Page and application data records:
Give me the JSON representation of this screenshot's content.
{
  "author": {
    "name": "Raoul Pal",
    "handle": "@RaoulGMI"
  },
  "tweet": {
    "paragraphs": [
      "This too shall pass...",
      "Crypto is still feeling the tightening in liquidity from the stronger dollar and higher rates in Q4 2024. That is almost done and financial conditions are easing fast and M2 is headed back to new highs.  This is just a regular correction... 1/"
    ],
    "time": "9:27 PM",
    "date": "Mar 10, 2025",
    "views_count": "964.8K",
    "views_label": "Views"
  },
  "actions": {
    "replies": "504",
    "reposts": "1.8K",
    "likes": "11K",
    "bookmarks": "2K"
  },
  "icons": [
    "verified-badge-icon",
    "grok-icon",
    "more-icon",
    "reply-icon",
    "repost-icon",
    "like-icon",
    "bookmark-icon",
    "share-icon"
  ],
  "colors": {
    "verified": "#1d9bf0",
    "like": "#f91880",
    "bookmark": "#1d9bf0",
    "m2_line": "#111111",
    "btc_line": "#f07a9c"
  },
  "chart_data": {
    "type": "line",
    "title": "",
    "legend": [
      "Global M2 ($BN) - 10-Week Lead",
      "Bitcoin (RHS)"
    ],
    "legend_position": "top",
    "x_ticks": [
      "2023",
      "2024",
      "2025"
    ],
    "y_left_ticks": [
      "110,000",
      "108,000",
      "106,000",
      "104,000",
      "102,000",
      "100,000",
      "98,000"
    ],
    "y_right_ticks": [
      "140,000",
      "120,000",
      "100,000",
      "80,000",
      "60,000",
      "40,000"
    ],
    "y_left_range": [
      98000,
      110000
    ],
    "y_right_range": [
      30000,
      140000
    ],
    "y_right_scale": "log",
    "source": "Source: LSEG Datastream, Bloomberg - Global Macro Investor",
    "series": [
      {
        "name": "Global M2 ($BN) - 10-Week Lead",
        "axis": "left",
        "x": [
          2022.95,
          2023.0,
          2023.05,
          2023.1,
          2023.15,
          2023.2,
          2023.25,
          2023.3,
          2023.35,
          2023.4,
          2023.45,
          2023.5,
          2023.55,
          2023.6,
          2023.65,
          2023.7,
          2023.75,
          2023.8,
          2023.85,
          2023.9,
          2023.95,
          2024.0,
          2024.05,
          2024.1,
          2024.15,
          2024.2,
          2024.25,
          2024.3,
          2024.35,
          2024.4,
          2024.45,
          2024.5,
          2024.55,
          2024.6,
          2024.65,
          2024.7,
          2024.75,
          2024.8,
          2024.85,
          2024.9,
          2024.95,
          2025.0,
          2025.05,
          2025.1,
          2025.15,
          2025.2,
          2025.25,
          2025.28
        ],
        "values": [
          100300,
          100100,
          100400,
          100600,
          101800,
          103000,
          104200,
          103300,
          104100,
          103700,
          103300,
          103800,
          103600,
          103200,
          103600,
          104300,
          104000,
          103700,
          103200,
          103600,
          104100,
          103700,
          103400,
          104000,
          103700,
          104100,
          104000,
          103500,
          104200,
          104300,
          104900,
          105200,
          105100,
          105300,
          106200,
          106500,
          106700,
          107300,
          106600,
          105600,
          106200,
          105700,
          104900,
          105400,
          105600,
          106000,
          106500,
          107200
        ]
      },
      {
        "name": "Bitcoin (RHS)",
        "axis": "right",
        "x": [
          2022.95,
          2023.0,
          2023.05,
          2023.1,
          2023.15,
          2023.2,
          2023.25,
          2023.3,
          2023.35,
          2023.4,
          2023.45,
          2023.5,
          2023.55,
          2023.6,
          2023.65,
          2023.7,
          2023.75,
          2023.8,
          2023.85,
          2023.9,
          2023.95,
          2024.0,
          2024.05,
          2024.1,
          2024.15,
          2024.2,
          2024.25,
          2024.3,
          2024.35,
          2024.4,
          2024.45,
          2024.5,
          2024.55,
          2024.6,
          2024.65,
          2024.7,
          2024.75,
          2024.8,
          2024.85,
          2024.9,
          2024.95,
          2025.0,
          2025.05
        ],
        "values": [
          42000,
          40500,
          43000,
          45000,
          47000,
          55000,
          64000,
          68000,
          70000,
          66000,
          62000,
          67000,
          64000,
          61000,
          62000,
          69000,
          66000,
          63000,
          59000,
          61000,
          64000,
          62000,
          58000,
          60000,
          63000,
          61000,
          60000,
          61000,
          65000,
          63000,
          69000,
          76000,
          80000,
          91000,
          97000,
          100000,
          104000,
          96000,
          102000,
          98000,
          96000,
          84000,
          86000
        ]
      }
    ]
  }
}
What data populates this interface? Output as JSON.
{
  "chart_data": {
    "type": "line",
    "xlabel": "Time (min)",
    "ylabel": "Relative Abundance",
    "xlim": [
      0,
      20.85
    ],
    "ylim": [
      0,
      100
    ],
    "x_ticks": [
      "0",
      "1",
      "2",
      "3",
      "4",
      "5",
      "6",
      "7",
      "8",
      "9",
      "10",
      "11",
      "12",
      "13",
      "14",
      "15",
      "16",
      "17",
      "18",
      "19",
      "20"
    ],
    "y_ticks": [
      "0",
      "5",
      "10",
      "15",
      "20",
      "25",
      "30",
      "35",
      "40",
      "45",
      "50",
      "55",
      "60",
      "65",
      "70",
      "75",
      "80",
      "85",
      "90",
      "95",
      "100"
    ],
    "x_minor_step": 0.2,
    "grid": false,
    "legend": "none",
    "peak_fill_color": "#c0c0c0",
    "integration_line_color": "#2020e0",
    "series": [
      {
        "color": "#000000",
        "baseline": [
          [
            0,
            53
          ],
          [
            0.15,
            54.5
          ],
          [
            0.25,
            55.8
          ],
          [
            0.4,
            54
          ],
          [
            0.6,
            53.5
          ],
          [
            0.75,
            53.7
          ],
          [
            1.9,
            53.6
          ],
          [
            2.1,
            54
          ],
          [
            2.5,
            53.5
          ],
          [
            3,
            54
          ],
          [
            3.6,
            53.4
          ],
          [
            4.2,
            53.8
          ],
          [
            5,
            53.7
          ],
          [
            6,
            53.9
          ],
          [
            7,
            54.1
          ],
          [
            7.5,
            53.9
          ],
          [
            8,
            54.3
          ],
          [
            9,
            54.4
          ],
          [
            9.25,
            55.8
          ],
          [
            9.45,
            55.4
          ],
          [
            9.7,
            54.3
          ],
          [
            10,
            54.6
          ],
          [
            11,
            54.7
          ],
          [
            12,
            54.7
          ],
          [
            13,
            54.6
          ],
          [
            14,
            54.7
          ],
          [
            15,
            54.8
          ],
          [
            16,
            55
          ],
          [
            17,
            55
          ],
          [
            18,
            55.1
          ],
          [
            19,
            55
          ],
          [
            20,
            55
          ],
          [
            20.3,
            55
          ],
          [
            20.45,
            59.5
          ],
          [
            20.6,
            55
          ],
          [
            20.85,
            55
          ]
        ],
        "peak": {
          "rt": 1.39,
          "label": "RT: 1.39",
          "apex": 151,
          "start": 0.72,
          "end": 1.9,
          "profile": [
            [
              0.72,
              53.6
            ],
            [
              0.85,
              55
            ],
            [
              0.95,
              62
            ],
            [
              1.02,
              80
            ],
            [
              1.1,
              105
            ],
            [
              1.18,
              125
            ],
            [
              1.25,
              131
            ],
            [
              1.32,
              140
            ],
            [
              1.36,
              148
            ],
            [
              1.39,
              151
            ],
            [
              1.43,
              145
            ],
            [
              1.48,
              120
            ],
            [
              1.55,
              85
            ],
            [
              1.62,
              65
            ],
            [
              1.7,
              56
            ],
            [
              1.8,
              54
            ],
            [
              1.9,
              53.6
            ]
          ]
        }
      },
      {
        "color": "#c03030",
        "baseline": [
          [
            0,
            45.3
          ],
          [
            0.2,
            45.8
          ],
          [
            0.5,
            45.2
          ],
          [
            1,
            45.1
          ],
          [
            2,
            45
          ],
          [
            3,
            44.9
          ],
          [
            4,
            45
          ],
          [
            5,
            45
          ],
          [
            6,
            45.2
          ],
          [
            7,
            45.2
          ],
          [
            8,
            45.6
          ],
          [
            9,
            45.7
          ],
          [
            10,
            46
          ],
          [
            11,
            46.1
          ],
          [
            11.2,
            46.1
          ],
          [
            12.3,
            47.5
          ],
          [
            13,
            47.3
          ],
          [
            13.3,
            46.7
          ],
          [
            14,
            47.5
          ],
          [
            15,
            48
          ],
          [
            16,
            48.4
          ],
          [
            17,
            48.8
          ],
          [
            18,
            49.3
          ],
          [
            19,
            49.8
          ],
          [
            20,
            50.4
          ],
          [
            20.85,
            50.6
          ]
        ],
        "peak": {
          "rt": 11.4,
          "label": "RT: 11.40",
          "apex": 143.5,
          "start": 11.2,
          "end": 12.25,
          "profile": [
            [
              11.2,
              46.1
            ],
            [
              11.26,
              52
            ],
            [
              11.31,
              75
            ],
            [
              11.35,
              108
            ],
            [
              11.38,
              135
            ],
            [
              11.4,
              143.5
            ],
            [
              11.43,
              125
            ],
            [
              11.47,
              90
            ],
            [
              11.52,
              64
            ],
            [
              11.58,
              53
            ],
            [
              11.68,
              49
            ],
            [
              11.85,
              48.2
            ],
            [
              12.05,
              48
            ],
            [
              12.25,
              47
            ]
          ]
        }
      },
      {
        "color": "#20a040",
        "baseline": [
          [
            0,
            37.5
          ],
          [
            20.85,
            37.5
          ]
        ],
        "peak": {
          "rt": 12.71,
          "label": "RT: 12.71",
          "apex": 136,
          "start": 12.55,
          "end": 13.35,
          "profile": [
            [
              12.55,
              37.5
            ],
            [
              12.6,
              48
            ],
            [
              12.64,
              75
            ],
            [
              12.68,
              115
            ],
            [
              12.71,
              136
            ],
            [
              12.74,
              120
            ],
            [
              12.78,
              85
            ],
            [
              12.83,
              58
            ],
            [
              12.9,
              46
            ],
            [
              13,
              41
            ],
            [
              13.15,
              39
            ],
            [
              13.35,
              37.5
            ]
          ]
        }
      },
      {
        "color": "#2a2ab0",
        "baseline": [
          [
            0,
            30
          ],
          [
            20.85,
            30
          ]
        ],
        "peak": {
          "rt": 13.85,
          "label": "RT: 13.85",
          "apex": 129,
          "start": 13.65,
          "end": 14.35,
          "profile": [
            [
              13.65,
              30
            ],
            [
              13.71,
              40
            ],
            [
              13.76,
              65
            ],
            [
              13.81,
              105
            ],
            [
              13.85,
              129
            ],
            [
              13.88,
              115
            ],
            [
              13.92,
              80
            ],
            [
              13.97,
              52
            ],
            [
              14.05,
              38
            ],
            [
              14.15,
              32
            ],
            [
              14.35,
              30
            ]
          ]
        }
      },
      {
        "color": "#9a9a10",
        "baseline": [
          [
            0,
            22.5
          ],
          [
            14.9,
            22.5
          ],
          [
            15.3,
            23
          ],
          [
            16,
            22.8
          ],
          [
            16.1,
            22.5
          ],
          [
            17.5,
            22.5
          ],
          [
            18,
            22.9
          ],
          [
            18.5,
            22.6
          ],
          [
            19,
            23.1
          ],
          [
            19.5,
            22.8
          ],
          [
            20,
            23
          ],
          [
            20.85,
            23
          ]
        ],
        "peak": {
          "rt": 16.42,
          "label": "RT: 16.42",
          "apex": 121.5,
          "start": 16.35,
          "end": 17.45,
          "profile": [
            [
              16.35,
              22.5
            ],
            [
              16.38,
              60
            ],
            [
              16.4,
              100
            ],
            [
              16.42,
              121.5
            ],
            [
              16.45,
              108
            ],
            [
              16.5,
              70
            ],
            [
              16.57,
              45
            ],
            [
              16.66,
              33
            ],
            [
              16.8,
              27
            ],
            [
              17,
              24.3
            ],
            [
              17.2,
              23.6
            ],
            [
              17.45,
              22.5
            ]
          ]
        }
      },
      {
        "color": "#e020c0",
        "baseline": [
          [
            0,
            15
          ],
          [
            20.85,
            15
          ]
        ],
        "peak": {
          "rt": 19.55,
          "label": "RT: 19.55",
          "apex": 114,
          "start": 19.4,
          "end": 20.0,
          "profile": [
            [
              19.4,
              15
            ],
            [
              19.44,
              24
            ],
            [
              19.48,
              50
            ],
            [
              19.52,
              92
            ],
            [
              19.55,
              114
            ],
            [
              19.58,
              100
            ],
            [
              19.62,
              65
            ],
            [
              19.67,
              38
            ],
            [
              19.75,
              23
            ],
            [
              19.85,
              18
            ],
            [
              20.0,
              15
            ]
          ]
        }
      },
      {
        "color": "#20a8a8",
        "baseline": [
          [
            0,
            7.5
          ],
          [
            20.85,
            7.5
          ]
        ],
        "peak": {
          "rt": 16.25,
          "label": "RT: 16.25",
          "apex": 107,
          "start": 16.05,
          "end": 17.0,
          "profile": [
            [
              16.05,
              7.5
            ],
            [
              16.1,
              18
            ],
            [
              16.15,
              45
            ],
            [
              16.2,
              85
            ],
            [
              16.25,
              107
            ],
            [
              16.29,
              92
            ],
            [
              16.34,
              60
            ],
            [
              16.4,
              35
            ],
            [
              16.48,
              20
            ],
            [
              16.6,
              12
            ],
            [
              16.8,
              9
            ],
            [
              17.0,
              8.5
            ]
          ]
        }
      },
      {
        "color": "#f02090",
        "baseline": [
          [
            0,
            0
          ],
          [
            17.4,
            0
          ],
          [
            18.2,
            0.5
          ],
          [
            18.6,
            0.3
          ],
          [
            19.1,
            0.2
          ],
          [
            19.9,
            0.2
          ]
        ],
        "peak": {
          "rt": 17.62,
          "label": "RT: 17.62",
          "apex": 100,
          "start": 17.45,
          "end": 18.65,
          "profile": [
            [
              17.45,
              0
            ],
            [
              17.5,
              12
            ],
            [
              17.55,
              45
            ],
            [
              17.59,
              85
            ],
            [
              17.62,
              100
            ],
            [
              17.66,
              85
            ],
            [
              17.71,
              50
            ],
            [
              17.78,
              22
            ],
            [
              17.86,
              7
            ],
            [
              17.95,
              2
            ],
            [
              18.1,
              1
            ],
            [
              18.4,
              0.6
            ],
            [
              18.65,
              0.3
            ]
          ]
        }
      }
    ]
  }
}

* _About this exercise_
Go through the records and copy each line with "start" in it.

* _Answer space_
          "start": 0.72,
          "start": 11.2,
          "start": 12.55,
          "start": 13.65,
          "start": 16.35,
          "start": 19.4,
          "start": 16.05,
          "start": 17.45,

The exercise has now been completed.